** Opening Exercise materials block **

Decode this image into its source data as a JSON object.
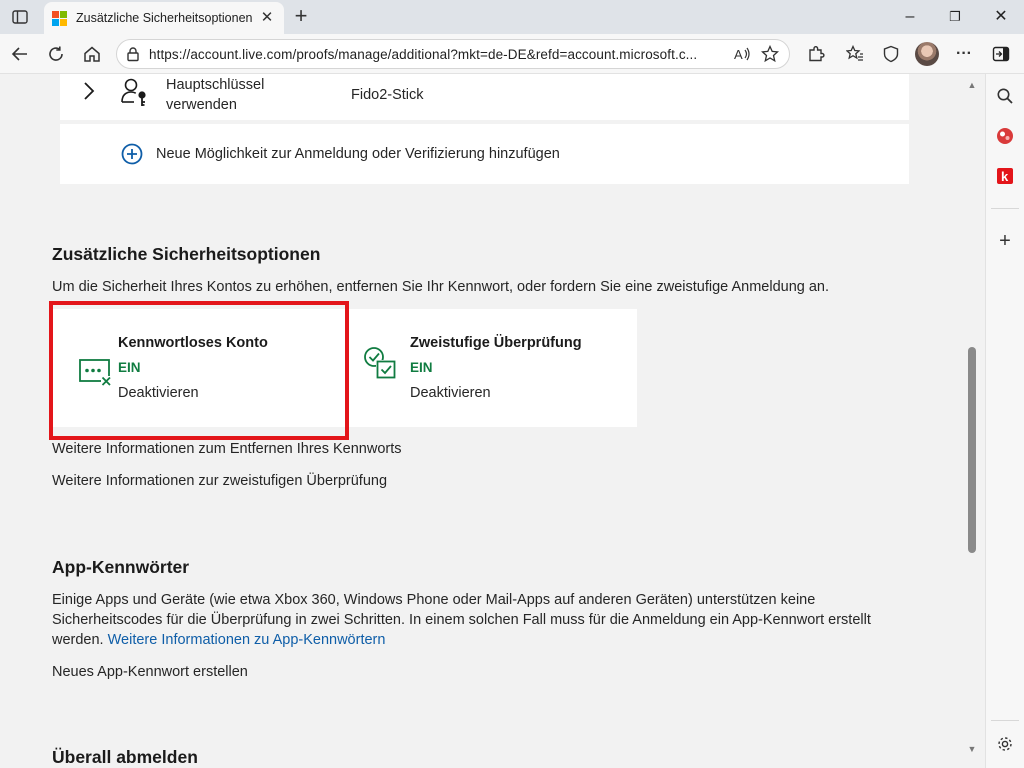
{
  "browser": {
    "tab": {
      "title": "Zusätzliche Sicherheitsoptionen"
    },
    "address_url": "https://account.live.com/proofs/manage/additional?mkt=de-DE&refd=account.microsoft.c..."
  },
  "page": {
    "passkey_row": {
      "title_line1": "Hauptschlüssel",
      "title_line2": "verwenden",
      "value": "Fido2-Stick"
    },
    "add_method_link": "Neue Möglichkeit zur Anmeldung oder Verifizierung hinzufügen",
    "additional_security": {
      "heading": "Zusätzliche Sicherheitsoptionen",
      "description": "Um die Sicherheit Ihres Kontos zu erhöhen, entfernen Sie Ihr Kennwort, oder fordern Sie eine zweistufige Anmeldung an.",
      "options": [
        {
          "title": "Kennwortloses Konto",
          "status": "EIN",
          "action": "Deaktivieren",
          "icon": "passwordless-icon"
        },
        {
          "title": "Zweistufige Überprüfung",
          "status": "EIN",
          "action": "Deaktivieren",
          "icon": "two-step-verification-icon"
        }
      ],
      "link_passwordless_info": "Weitere Informationen zum Entfernen Ihres Kennworts",
      "link_twostep_info": "Weitere Informationen zur zweistufigen Überprüfung"
    },
    "app_passwords": {
      "heading": "App-Kennwörter",
      "description_line1": "Einige Apps und Geräte (wie etwa Xbox 360, Windows Phone oder Mail-Apps auf anderen Geräten) unterstützen keine",
      "description_line2": "Sicherheitscodes für die Überprüfung in zwei Schritten. In einem solchen Fall muss für die Anmeldung ein App-Kennwort erstellt",
      "description_line3_prefix": "werden.",
      "learn_more_link": "Weitere Informationen zu App-Kennwörtern",
      "create_link": "Neues App-Kennwort erstellen"
    },
    "signout_everywhere": {
      "heading": "Überall abmelden"
    }
  },
  "colors": {
    "link": "#0f5ea8",
    "status_on": "#107c41",
    "highlight_border": "#e3151a",
    "icon_green": "#107c41"
  }
}
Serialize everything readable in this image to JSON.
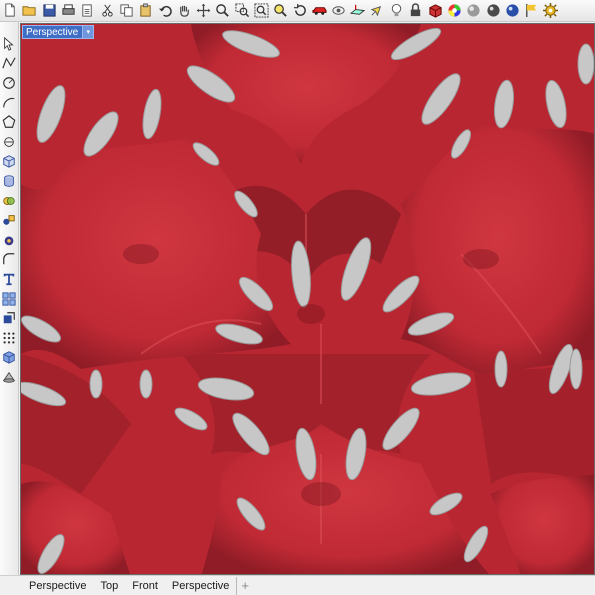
{
  "toolbar": {
    "icons": [
      "new-file-icon",
      "open-folder-icon",
      "save-icon",
      "print-icon",
      "import-icon",
      "cut-icon",
      "copy-icon",
      "paste-icon",
      "undo-icon",
      "pan-hand-icon",
      "move-icon",
      "zoom-icon",
      "zoom-window-icon",
      "zoom-extents-icon",
      "zoom-selected-icon",
      "rotate-view-icon",
      "car-icon",
      "named-view-icon",
      "construction-plane-icon",
      "select-icon",
      "lightbulb-icon",
      "lock-icon",
      "rendered-display-icon",
      "color-wheel-icon",
      "shaded-sphere-icon",
      "material-sphere-icon",
      "render-sphere-icon",
      "flag-icon",
      "gear-icon"
    ]
  },
  "lefttools": {
    "icons": [
      "select-arrow-icon",
      "polyline-icon",
      "circle-icon",
      "arc-icon",
      "polygon-icon",
      "curve-tools-icon",
      "box-icon",
      "cylinder-icon",
      "solid-tools-icon",
      "shapes-icon",
      "boolean-icon",
      "curve-fillet-icon",
      "text-icon",
      "array-icon",
      "transform-icon",
      "grid-points-icon",
      "cube-icon",
      "cylinder-tools-icon"
    ]
  },
  "viewport": {
    "title": "Perspective",
    "dropdown": "▾",
    "colors": {
      "surface": "#c8303a",
      "surface_dark": "#8a1f28",
      "hole": "#c7c7c7"
    }
  },
  "tabs": {
    "items": [
      "Perspective",
      "Top",
      "Front",
      "Perspective"
    ],
    "add": "+"
  }
}
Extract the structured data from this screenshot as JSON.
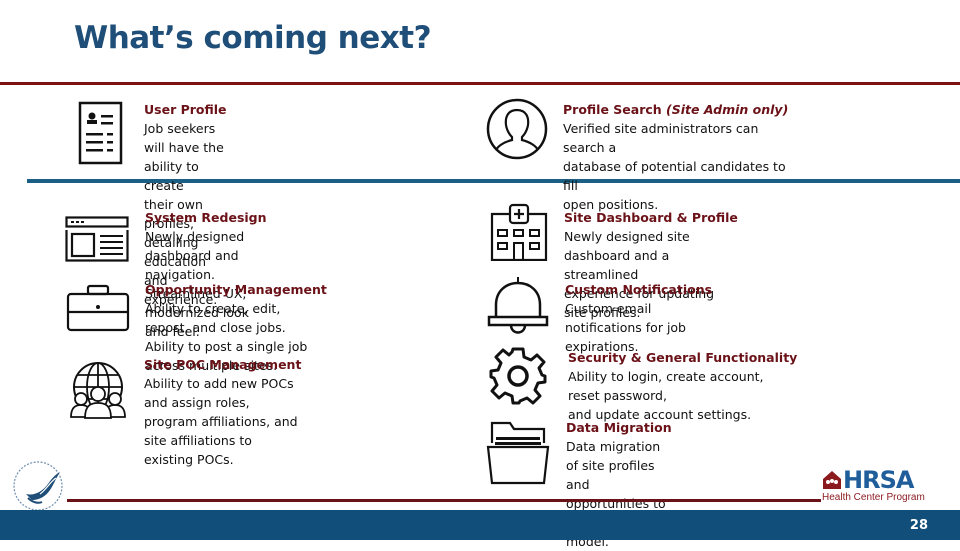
{
  "header": {
    "title": "What’s coming next?"
  },
  "items": [
    {
      "title": "User Profile",
      "title_note": "",
      "description": "Job seekers will have the ability to create\ntheir own profiles, detailing education\nand experience.",
      "icon": "user-profile-document-icon"
    },
    {
      "title": "Profile Search ",
      "title_note": "(Site Admin only)",
      "description": "Verified site administrators can search a\ndatabase of potential candidates to fill\nopen positions.",
      "icon": "user-avatar-circle-icon"
    },
    {
      "title": "System Redesign",
      "title_note": "",
      "description": "Newly designed dashboard and navigation.\nStreamlined UX, modernized look and feel.",
      "icon": "browser-window-icon"
    },
    {
      "title": "Site Dashboard & Profile",
      "title_note": "",
      "description": "Newly designed site dashboard and a streamlined\nexperience for updating site profiles.",
      "icon": "hospital-building-icon"
    },
    {
      "title": "Opportunity Management",
      "title_note": "",
      "description": "Ability to create, edit, repost, and close jobs.\nAbility to post a single job across multiple sites.",
      "icon": "briefcase-icon"
    },
    {
      "title": "Custom Notifications",
      "title_note": "",
      "description": "Custom email notifications for job expirations.",
      "icon": "bell-icon"
    },
    {
      "title": "Site POC Management",
      "title_note": "",
      "description": "Ability to add new POCs and assign roles,\nprogram affiliations, and site affiliations to\nexisting POCs.",
      "icon": "globe-people-icon"
    },
    {
      "title": "Security & General Functionality",
      "title_note": "",
      "description": "Ability to login, create account, reset password,\nand update account settings.",
      "icon": "gear-icon"
    },
    {
      "title": "Data Migration",
      "title_note": "",
      "description": "Data migration of site profiles and\nopportunities to the new data model.",
      "icon": "folder-icon"
    }
  ],
  "footer": {
    "page_number": "28",
    "logo_text": "HRSA",
    "logo_subtext": "Health Center Program"
  },
  "colors": {
    "title_blue": "#1f4e79",
    "accent_maroon": "#6b1218",
    "footer_blue": "#114e79",
    "divider_blue": "#1b5f86"
  }
}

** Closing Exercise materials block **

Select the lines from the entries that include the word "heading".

      "heading": "Zusätzliche Sicherheitsoptionen",
      "heading": "App-Kennwörter",
      "heading": "Überall abmelden"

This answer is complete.